  • Nasal decongestants. Decongestants clear up a stuffy (congested) nose. You can take them as nasal sprays or pills.
    • Possible problems with nasal sprays include irritation, burning or itching of nasal passages, and sneezing. You should not use them for more than 3 days in a row, because they can make your congestion worse (rebound congestion). An example of an over-the-counter spray decongestant is oxymetazoline, such as Afrin or Dristan.
    • Decongestants you take as pills (oral decongestants) can cause you to feel nervous or shaky, have a rapid heart rate, or have trouble sleeping. If you have high blood pressure, oral decongestants may make it worse. You should use them only if your high blood pressure is under control. Examples of non-prescription oral decongestants include pseudoephedrine, such as Sudafed or Entex.
    • Before you give decongestant medicines to a child, check the label. These medicines are not recommended for children younger than age 6. Don't give decongestants to a child younger than 6 unless your doctor tells you to. If your child’s doctor tells you to give a medicine, be sure to follow what he or she tells you to do.
  • Antihistamine/decongestant combinations. These combination pills work on most of the symptoms of allergies. Usually the decongestant decreases the drowsiness caused by the antihistamine, but some people feel nervous and sleepy at the same time ("tired and wired"). Examples of over-the-counter antihistamine/decongestant combinations include pseudoephedrine/chlorpheniramine maleate (such as Chlor-Tripolon Decon) and pseudoephedrine/triprolidine (such as Actifed). Before you give antihistamine/decongestant combination medicines to a child, check the label. These medicines are not recommended for children younger than age 6.
  • Decongestant eyedrops. These medicines reduce itching and watering of eyes. Do not use them for more than 3 days in a row, because they can cause symptoms when you are not having an allergic reaction. This effect is similar to the rebound congestion of nasal spray decongestants. Examples of over-the-counter eyedrops include tetrahydrozoline (such as Visine) and naphazoline (Clear Eyes, Diopticon, Vasocon). (Saline-only eyedrops for dry eyes may feel good but do not reduce allergy symptoms.) Before you give decongestant medicines to a child, check the label. These medicines are not recommended for children younger than age 6.

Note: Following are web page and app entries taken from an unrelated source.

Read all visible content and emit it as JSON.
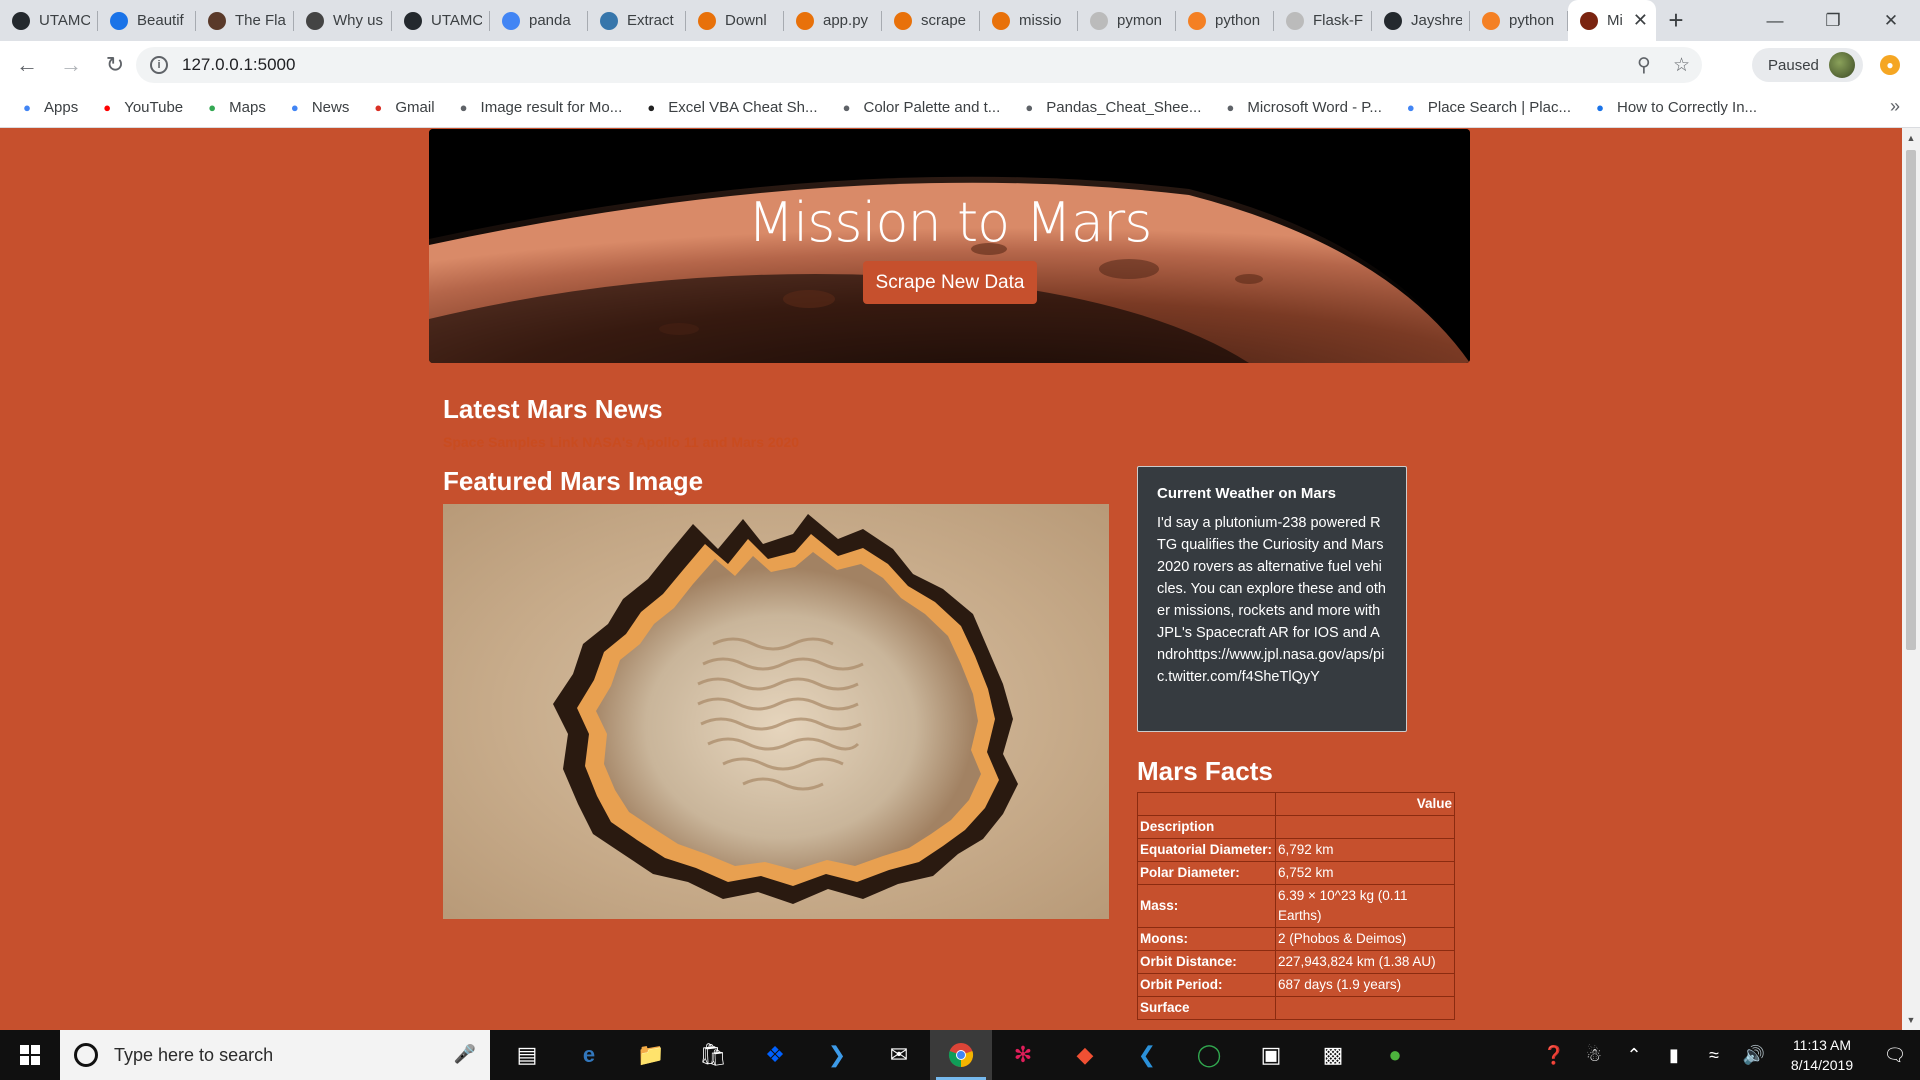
{
  "tabs": [
    {
      "title": "UTAMC",
      "favicon": "github-icon",
      "color": "#24292e"
    },
    {
      "title": "Beautif",
      "favicon": "c-icon",
      "color": "#1a73e8"
    },
    {
      "title": "The Fla",
      "favicon": "portrait-icon",
      "color": "#5a3a2a"
    },
    {
      "title": "Why us",
      "favicon": "page-icon",
      "color": "#444"
    },
    {
      "title": "UTAMC",
      "favicon": "github-icon",
      "color": "#24292e"
    },
    {
      "title": "panda",
      "favicon": "google-icon",
      "color": "#4285f4"
    },
    {
      "title": "Extract",
      "favicon": "python-icon",
      "color": "#3776ab"
    },
    {
      "title": "Downl",
      "favicon": "loader-icon",
      "color": "#e8710a"
    },
    {
      "title": "app.py",
      "favicon": "file-icon",
      "color": "#e8710a"
    },
    {
      "title": "scrape",
      "favicon": "file-icon",
      "color": "#e8710a"
    },
    {
      "title": "missio",
      "favicon": "notebook-icon",
      "color": "#e8710a"
    },
    {
      "title": "pymon",
      "favicon": "cube-icon",
      "color": "#bbb"
    },
    {
      "title": "python",
      "favicon": "stackoverflow-icon",
      "color": "#f48024"
    },
    {
      "title": "Flask-F",
      "favicon": "cube-icon",
      "color": "#bbb"
    },
    {
      "title": "Jayshre",
      "favicon": "github-icon",
      "color": "#24292e"
    },
    {
      "title": "python",
      "favicon": "stackoverflow-icon",
      "color": "#f48024"
    },
    {
      "title": "Mi",
      "favicon": "mars-icon",
      "color": "#7a2410",
      "active": true
    }
  ],
  "toolbar": {
    "url": "127.0.0.1:5000",
    "profile_label": "Paused"
  },
  "bookmarks": [
    {
      "label": "Apps",
      "icon": "apps-grid-icon",
      "color": "#4285f4"
    },
    {
      "label": "YouTube",
      "icon": "youtube-icon",
      "color": "#ff0000"
    },
    {
      "label": "Maps",
      "icon": "maps-icon",
      "color": "#34a853"
    },
    {
      "label": "News",
      "icon": "news-icon",
      "color": "#4285f4"
    },
    {
      "label": "Gmail",
      "icon": "gmail-icon",
      "color": "#d93025"
    },
    {
      "label": "Image result for Mo...",
      "icon": "globe-icon",
      "color": "#5f6368"
    },
    {
      "label": "Excel VBA Cheat Sh...",
      "icon": "person-icon",
      "color": "#222"
    },
    {
      "label": "Color Palette and t...",
      "icon": "globe-icon",
      "color": "#5f6368"
    },
    {
      "label": "Pandas_Cheat_Shee...",
      "icon": "globe-icon",
      "color": "#5f6368"
    },
    {
      "label": "Microsoft Word - P...",
      "icon": "globe-icon",
      "color": "#5f6368"
    },
    {
      "label": "Place Search  |  Plac...",
      "icon": "code-icon",
      "color": "#4285f4"
    },
    {
      "label": "How to Correctly In...",
      "icon": "flag-icon",
      "color": "#1a73e8"
    }
  ],
  "page": {
    "title": "Mission to Mars",
    "scrape_button": "Scrape New Data",
    "news_heading": "Latest Mars News",
    "news_title": "Space Samples Link NASA's Apollo 11 and Mars 2020",
    "featured_heading": "Featured Mars Image",
    "weather_title": "Current Weather on Mars",
    "weather_body": "I'd say a plutonium-238 powered RTG qualifies the Curiosity and Mars2020 rovers as alternative fuel vehicles. You can explore these and other missions, rockets and more with JPL's Spacecraft AR for IOS and Androhttps://www.jpl.nasa.gov/aps/pic.twitter.com/f4SheTlQyY",
    "facts_heading": "Mars Facts",
    "facts_header_value": "Value",
    "facts_header_desc": "Description",
    "facts": [
      {
        "label": "Equatorial Diameter:",
        "value": "6,792 km"
      },
      {
        "label": "Polar Diameter:",
        "value": "6,752 km"
      },
      {
        "label": "Mass:",
        "value": "6.39 × 10^23 kg (0.11 Earths)"
      },
      {
        "label": "Moons:",
        "value": "2 (Phobos & Deimos)"
      },
      {
        "label": "Orbit Distance:",
        "value": "227,943,824 km (1.38 AU)"
      },
      {
        "label": "Orbit Period:",
        "value": "687 days (1.9 years)"
      },
      {
        "label": "Surface",
        "value": ""
      }
    ]
  },
  "taskbar": {
    "search_placeholder": "Type here to search",
    "time": "11:13 AM",
    "date": "8/14/2019"
  },
  "colors": {
    "page_bg": "#c6502d",
    "weather_bg": "#363b40"
  }
}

If over-the-counter medicines do not improve your symptoms, or if they cause bothersome side effects, such as drowsiness, talk with your doctor about prescription medicines.

When taking either over-the-counter or prescription medicines, you may want to keep a medicine record. Use a notebook to record information on medicine you use, including:

  • Name of the medicine.
  • Form of the medicine, such as tablet, capsule, liquid, eyedrops, or spray.
  • How much you take or use and how many times a day you use it.
  • Special instructions.
  • Side effects you notice.

See Drug Reference for a full list of side effects. (Drug Reference is not available in all systems.)

Credits

By Healthwise Staff
Primary Medical Reviewer E. Gregory Thompson, MD - Internal Medicine
Specialist Medical Reviewer Harold S. Nelson, MD - Allergy and Immunology
Specialist Medical Reviewer Brian D. O'Brien, MD - Internal Medicine
Last Revised November 21, 2010

This information does not replace the advice of a doctor. Healthwise, Incorporated disclaims any warranty or liability for your use of this information.